Researchers in Japan examined dental plaque from 66 dogs. They also examined dental plaque in 81 dog owners. The research found human bacteria in the mouths of dogs and dog bacteria in the mouths of humans. The study demonstrates that germs can spread easily between a human and a dog by kissing. Some of the bacteria that is spread can lead to periodontitis, a severe form of gum disease.
In February of 2011 Dr. Paul Maza, co-director of the health center at the College of Veterinary Medicine at Cornell University stated that many of the bacteria in the mouths of dogs is similar to that found in humans’ mouths. He said that, “because most of the bacteria and viruses in a dog’s mouth are the same as in a person’s mouth, it is safe to kiss a dog, just like a person. You can probably catch more from kissing a human than a dog or cat.”

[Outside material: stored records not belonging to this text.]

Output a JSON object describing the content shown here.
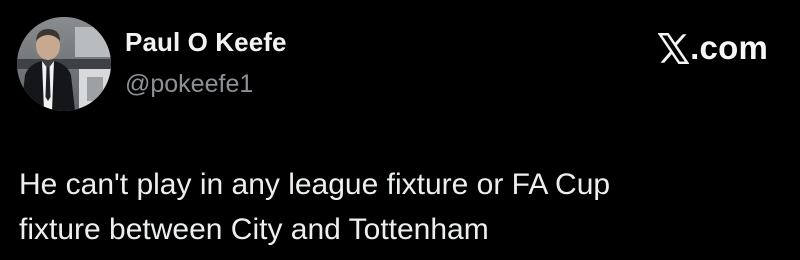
{
  "post": {
    "author": {
      "display_name": "Paul O Keefe",
      "handle": "@pokeefe1",
      "avatar_icon": "profile-photo"
    },
    "source": {
      "logo_icon": "x-logo-icon",
      "label": ".com"
    },
    "text_lines": [
      "He can't play in any league fixture or FA Cup",
      "fixture between City and Tottenham"
    ]
  },
  "colors": {
    "background": "#000000",
    "text_primary": "#eceeef",
    "text_secondary": "#8b9197"
  }
}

The new study showed that certain bacteria are more prevalent in dogs than in humans and vice versa. It is obvious that germs can be spread to you and your dog when you kiss. The new study reinforces that and encourages dog owners to think twice about kissing their dogs.